Technical Abstract: Lipid peroxidation in animal feed has been shown to negatively impact growth performance and meat quality. A total of 432 weanling pigs were used to evaluate the effects of feeding highly oxidized DDGS with 3 levels of vitamin E on growth performance, carcass composition, and pork fat quality. The DDGS source used in this study was 2X higher in thiobarbituric acid reactive substances (TBARS, 5.2 vs. 1.8 ng/mg oil) and 6X higher in peroxide value (PV, 84.1 vs. 11.5 meq/kg oil) than the averages from 30 other sources, and 25X higher in TBARS and 27X higher in PV than a reference sample of corn. Pens within blocks were randomly assigned to one of 6 dietary treatments in a 2 x 3 factorial design. Pigs were fed corn-soybean meal (CON) or 30% DDGS diets with 3 levels of vitamin E (alpha-tocopheryl acetate): none supplemented (No-E), NRC level (1X-E), or 10X NRC level (10X-E). Compared to CON, inclusion of 30% DDGS in diets reduced (P < 0.001) final BW (110 vs. 107 kg), overall ADG (0.76 vs. 0.74 kg/d) and G:F. Overall ADFI tended to decrease (P = 0.10) and G:F increased (P = 0.03) when dietary vitamin E level increased. Hot carcass weight, dressing percentage, backfat depth and loin eye area were reduced (P < 0.01) in pigs fed DDGS compared to CON, but percentage of fat-free carcass lean was not affected. Feeding DDGS increased (P < 0.001) PUFA concentration, particularly linoleic acid (P < 0.001), and iodine value (P < 0.001) in belly fat and backfat compared to pigs fed CON. Vitamin E level in LM was higher (P < 0.001) in 10X-E than No-E or 1X-E dietary treatments.

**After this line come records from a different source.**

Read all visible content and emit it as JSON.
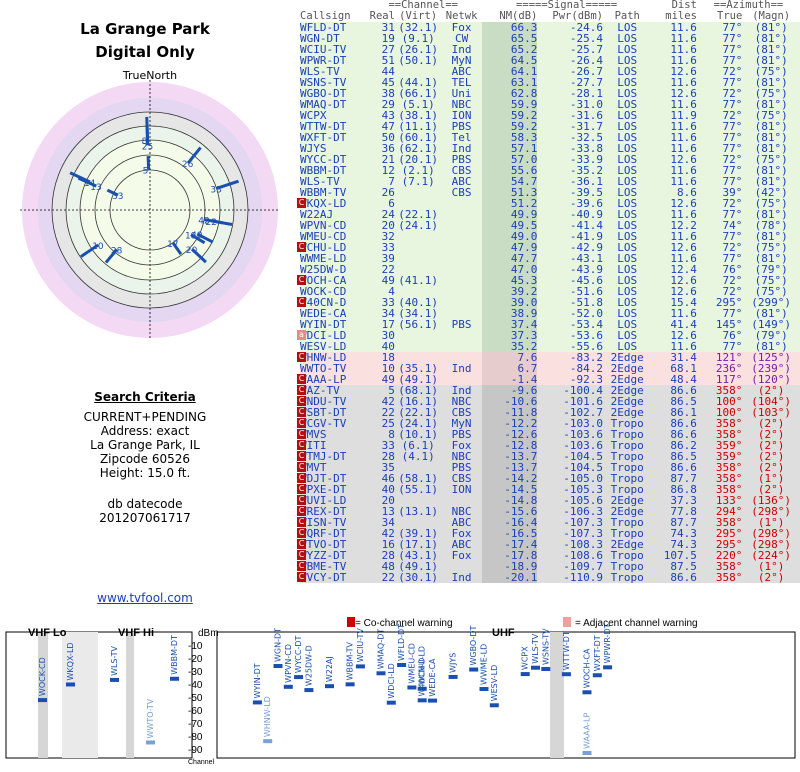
{
  "header": {
    "city": "La Grange Park",
    "subtitle": "Digital Only",
    "north_label": "TrueNorth"
  },
  "criteria": {
    "title": "Search Criteria",
    "lines": [
      "CURRENT+PENDING",
      "Address: exact",
      "La Grange Park, IL",
      "Zipcode 60526",
      "Height: 15.0 ft."
    ],
    "db_label": "db datecode",
    "db_value": "201207061717",
    "website": "www.tvfool.com"
  },
  "table": {
    "group_channel": "==Channel==",
    "group_signal": "=====Signal=====",
    "group_dist": "Dist",
    "group_azimuth": "==Azimuth==",
    "cols": [
      "Callsign",
      "Real",
      "(Virt)",
      "Netwk",
      "NM(dB)",
      "Pwr(dBm)",
      "Path",
      "miles",
      "True",
      "(Magn)"
    ],
    "rows": [
      [
        "WFLD-DT",
        "31",
        "(32.1)",
        "Fox",
        "66.3",
        "-24.6",
        "LOS",
        "11.6",
        "77°",
        "(81°)",
        "g",
        ""
      ],
      [
        "WGN-DT",
        "19",
        "(9.1)",
        "CW",
        "65.5",
        "-25.4",
        "LOS",
        "11.6",
        "77°",
        "(81°)",
        "g",
        ""
      ],
      [
        "WCIU-TV",
        "27",
        "(26.1)",
        "Ind",
        "65.2",
        "-25.7",
        "LOS",
        "11.6",
        "77°",
        "(81°)",
        "g",
        ""
      ],
      [
        "WPWR-DT",
        "51",
        "(50.1)",
        "MyN",
        "64.5",
        "-26.4",
        "LOS",
        "11.6",
        "77°",
        "(81°)",
        "g",
        ""
      ],
      [
        "WLS-TV",
        "44",
        "",
        "ABC",
        "64.1",
        "-26.7",
        "LOS",
        "12.6",
        "72°",
        "(75°)",
        "g",
        ""
      ],
      [
        "WSNS-TV",
        "45",
        "(44.1)",
        "TEL",
        "63.1",
        "-27.7",
        "LOS",
        "11.6",
        "77°",
        "(81°)",
        "g",
        ""
      ],
      [
        "WGBO-DT",
        "38",
        "(66.1)",
        "Uni",
        "62.8",
        "-28.1",
        "LOS",
        "12.6",
        "72°",
        "(75°)",
        "g",
        ""
      ],
      [
        "WMAQ-DT",
        "29",
        "(5.1)",
        "NBC",
        "59.9",
        "-31.0",
        "LOS",
        "11.6",
        "77°",
        "(81°)",
        "g",
        ""
      ],
      [
        "WCPX",
        "43",
        "(38.1)",
        "ION",
        "59.2",
        "-31.6",
        "LOS",
        "11.9",
        "72°",
        "(75°)",
        "g",
        ""
      ],
      [
        "WTTW-DT",
        "47",
        "(11.1)",
        "PBS",
        "59.2",
        "-31.7",
        "LOS",
        "11.6",
        "77°",
        "(81°)",
        "g",
        ""
      ],
      [
        "WXFT-DT",
        "50",
        "(60.1)",
        "Tel",
        "58.3",
        "-32.5",
        "LOS",
        "11.6",
        "77°",
        "(81°)",
        "g",
        ""
      ],
      [
        "WJYS",
        "36",
        "(62.1)",
        "Ind",
        "57.1",
        "-33.8",
        "LOS",
        "11.6",
        "77°",
        "(81°)",
        "g",
        ""
      ],
      [
        "WYCC-DT",
        "21",
        "(20.1)",
        "PBS",
        "57.0",
        "-33.9",
        "LOS",
        "12.6",
        "72°",
        "(75°)",
        "g",
        ""
      ],
      [
        "WBBM-DT",
        "12",
        "(2.1)",
        "CBS",
        "55.6",
        "-35.2",
        "LOS",
        "11.6",
        "77°",
        "(81°)",
        "g",
        ""
      ],
      [
        "WLS-TV",
        "7",
        "(7.1)",
        "ABC",
        "54.7",
        "-36.1",
        "LOS",
        "11.6",
        "77°",
        "(81°)",
        "g",
        ""
      ],
      [
        "WBBM-TV",
        "26",
        "",
        "CBS",
        "51.3",
        "-39.5",
        "LOS",
        "8.6",
        "39°",
        "(42°)",
        "g",
        ""
      ],
      [
        "WKQX-LD",
        "6",
        "",
        "",
        "51.2",
        "-39.6",
        "LOS",
        "12.6",
        "72°",
        "(75°)",
        "g",
        "C"
      ],
      [
        "W22AJ",
        "24",
        "(22.1)",
        "",
        "49.9",
        "-40.9",
        "LOS",
        "11.6",
        "77°",
        "(81°)",
        "g",
        ""
      ],
      [
        "WPVN-CD",
        "20",
        "(24.1)",
        "",
        "49.5",
        "-41.4",
        "LOS",
        "12.2",
        "74°",
        "(78°)",
        "g",
        ""
      ],
      [
        "WMEU-CD",
        "32",
        "",
        "",
        "49.0",
        "-41.9",
        "LOS",
        "11.6",
        "77°",
        "(81°)",
        "g",
        ""
      ],
      [
        "WCHU-LD",
        "33",
        "",
        "",
        "47.9",
        "-42.9",
        "LOS",
        "12.6",
        "72°",
        "(75°)",
        "g",
        "C"
      ],
      [
        "WWME-LD",
        "39",
        "",
        "",
        "47.7",
        "-43.1",
        "LOS",
        "11.6",
        "77°",
        "(81°)",
        "g",
        ""
      ],
      [
        "W25DW-D",
        "22",
        "",
        "",
        "47.0",
        "-43.9",
        "LOS",
        "12.4",
        "76°",
        "(79°)",
        "g",
        ""
      ],
      [
        "WOCH-CA",
        "49",
        "(41.1)",
        "",
        "45.3",
        "-45.6",
        "LOS",
        "12.6",
        "72°",
        "(75°)",
        "g",
        "C"
      ],
      [
        "WOCK-CD",
        "4",
        "",
        "",
        "39.2",
        "-51.6",
        "LOS",
        "12.6",
        "72°",
        "(75°)",
        "g",
        ""
      ],
      [
        "W40CN-D",
        "33",
        "(40.1)",
        "",
        "39.0",
        "-51.8",
        "LOS",
        "15.4",
        "295°",
        "(299°)",
        "g",
        "C"
      ],
      [
        "WEDE-CA",
        "34",
        "(34.1)",
        "",
        "38.9",
        "-52.0",
        "LOS",
        "11.6",
        "77°",
        "(81°)",
        "g",
        ""
      ],
      [
        "WYIN-DT",
        "17",
        "(56.1)",
        "PBS",
        "37.4",
        "-53.4",
        "LOS",
        "41.4",
        "145°",
        "(149°)",
        "g",
        ""
      ],
      [
        "WDCI-LD",
        "30",
        "",
        "",
        "37.3",
        "-53.6",
        "LOS",
        "12.6",
        "76°",
        "(79°)",
        "g",
        "a"
      ],
      [
        "WESV-LD",
        "40",
        "",
        "",
        "35.2",
        "-55.6",
        "LOS",
        "11.6",
        "77°",
        "(81°)",
        "g",
        ""
      ],
      [
        "WHNW-LD",
        "18",
        "",
        "",
        "7.6",
        "-83.2",
        "2Edge",
        "31.4",
        "121°",
        "(125°)",
        "p",
        "C"
      ],
      [
        "WWTO-TV",
        "10",
        "(35.1)",
        "Ind",
        "6.7",
        "-84.2",
        "2Edge",
        "68.1",
        "236°",
        "(239°)",
        "p",
        ""
      ],
      [
        "WAAA-LP",
        "49",
        "(49.1)",
        "",
        "-1.4",
        "-92.3",
        "2Edge",
        "48.4",
        "117°",
        "(120°)",
        "p",
        "aC"
      ],
      [
        "WAZ-TV",
        "5",
        "(68.1)",
        "Ind",
        "-9.6",
        "-100.4",
        "2Edge",
        "86.6",
        "358°",
        "(2°)",
        "r",
        "C"
      ],
      [
        "WNDU-TV",
        "42",
        "(16.1)",
        "NBC",
        "-10.6",
        "-101.6",
        "2Edge",
        "86.5",
        "100°",
        "(104°)",
        "r",
        "C"
      ],
      [
        "WSBT-DT",
        "22",
        "(22.1)",
        "CBS",
        "-11.8",
        "-102.7",
        "2Edge",
        "86.1",
        "100°",
        "(103°)",
        "r",
        "C"
      ],
      [
        "WCGV-TV",
        "25",
        "(24.1)",
        "MyN",
        "-12.2",
        "-103.0",
        "Tropo",
        "86.6",
        "358°",
        "(2°)",
        "r",
        "C"
      ],
      [
        "WMVS",
        "8",
        "(10.1)",
        "PBS",
        "-12.6",
        "-103.6",
        "Tropo",
        "86.6",
        "358°",
        "(2°)",
        "r",
        "C"
      ],
      [
        "WITI",
        "33",
        "(6.1)",
        "Fox",
        "-12.8",
        "-103.6",
        "Tropo",
        "86.2",
        "359°",
        "(2°)",
        "r",
        "C"
      ],
      [
        "WTMJ-DT",
        "28",
        "(4.1)",
        "NBC",
        "-13.7",
        "-104.5",
        "Tropo",
        "86.5",
        "359°",
        "(2°)",
        "r",
        "C"
      ],
      [
        "WMVT",
        "35",
        "",
        "PBS",
        "-13.7",
        "-104.5",
        "Tropo",
        "86.6",
        "358°",
        "(2°)",
        "r",
        "C"
      ],
      [
        "WDJT-DT",
        "46",
        "(58.1)",
        "CBS",
        "-14.2",
        "-105.0",
        "Tropo",
        "87.7",
        "358°",
        "(1°)",
        "r",
        "C"
      ],
      [
        "WPXE-DT",
        "40",
        "(55.1)",
        "ION",
        "-14.5",
        "-105.3",
        "Tropo",
        "86.8",
        "358°",
        "(2°)",
        "r",
        "C"
      ],
      [
        "WUVI-LD",
        "20",
        "",
        "",
        "-14.8",
        "-105.6",
        "2Edge",
        "37.3",
        "133°",
        "(136°)",
        "r",
        "C"
      ],
      [
        "WREX-DT",
        "13",
        "(13.1)",
        "NBC",
        "-15.6",
        "-106.3",
        "2Edge",
        "77.8",
        "294°",
        "(298°)",
        "r",
        "C"
      ],
      [
        "WISN-TV",
        "34",
        "",
        "ABC",
        "-16.4",
        "-107.3",
        "Tropo",
        "87.7",
        "358°",
        "(1°)",
        "r",
        "C"
      ],
      [
        "WQRF-DT",
        "42",
        "(39.1)",
        "Fox",
        "-16.5",
        "-107.3",
        "Tropo",
        "74.3",
        "295°",
        "(298°)",
        "r",
        "C"
      ],
      [
        "WTVO-DT",
        "16",
        "(17.1)",
        "ABC",
        "-17.4",
        "-108.3",
        "2Edge",
        "74.3",
        "295°",
        "(298°)",
        "r",
        "C"
      ],
      [
        "WYZZ-DT",
        "28",
        "(43.1)",
        "Fox",
        "-17.8",
        "-108.6",
        "Tropo",
        "107.5",
        "220°",
        "(224°)",
        "r",
        "C"
      ],
      [
        "WBME-TV",
        "48",
        "(49.1)",
        "",
        "-18.9",
        "-109.7",
        "Tropo",
        "87.5",
        "358°",
        "(1°)",
        "r",
        "C"
      ],
      [
        "WVCY-DT",
        "22",
        "(30.1)",
        "Ind",
        "-20.1",
        "-110.9",
        "Tropo",
        "86.6",
        "358°",
        "(2°)",
        "r",
        "C"
      ]
    ]
  },
  "polar": {
    "stations": [
      {
        "label": "26",
        "az": 39,
        "len": 0.82
      },
      {
        "label": "33",
        "az": 72,
        "len": 0.95
      },
      {
        "label": "5",
        "az": 358,
        "len": 0.55
      },
      {
        "label": "8",
        "az": 358,
        "len": 0.95
      },
      {
        "label": "25",
        "az": 358,
        "len": 0.88
      },
      {
        "label": "13",
        "az": 294,
        "len": 0.8
      },
      {
        "label": "14",
        "az": 295,
        "len": 0.9
      },
      {
        "label": "33",
        "az": 295,
        "len": 0.48
      },
      {
        "label": "10",
        "az": 236,
        "len": 0.85
      },
      {
        "label": "28",
        "az": 220,
        "len": 0.7
      },
      {
        "label": "17",
        "az": 145,
        "len": 0.55
      },
      {
        "label": "18",
        "az": 121,
        "len": 0.65
      },
      {
        "label": "49",
        "az": 117,
        "len": 0.72
      },
      {
        "label": "20",
        "az": 133,
        "len": 0.78
      },
      {
        "label": "42",
        "az": 100,
        "len": 0.75
      },
      {
        "label": "22",
        "az": 100,
        "len": 0.85
      }
    ]
  },
  "bottom": {
    "vhf_lo": "VHF Lo",
    "vhf_hi": "VHF Hi",
    "uhf": "UHF",
    "dbm": "dBm",
    "legend_co": "= Co-channel warning",
    "legend_adj": "= Adjacent channel warning",
    "channel_label": "Channel",
    "ylabels": [
      "-10",
      "-20",
      "-30",
      "-40",
      "-50",
      "-60",
      "-70",
      "-80",
      "-90"
    ]
  }
}
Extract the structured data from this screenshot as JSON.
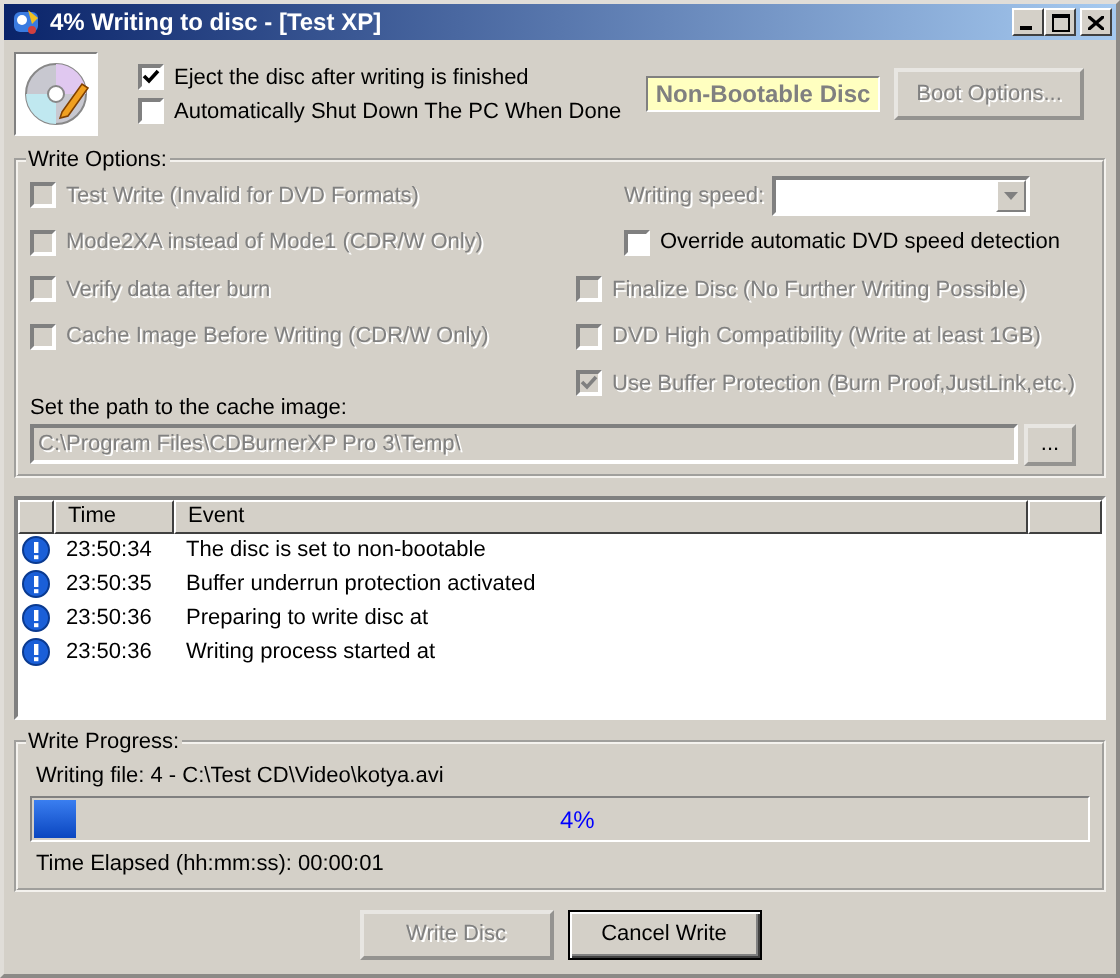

Compared to CON, pigs fed DDGS showed increased vitamin E level in LM when fed No-E (1.0 vs. 3.1 µg/g, P = 0.005), but not when fed 1X-E or 10X-E. These results indicate that feeding highly oxidized, 30% DDGS diets to wean-finish pigs may negatively affect growth performance and dressing percentage, and supplementation of additional vitamin E in the diet did not counteract these effects, but did improve G:F and vitamin E level in LM.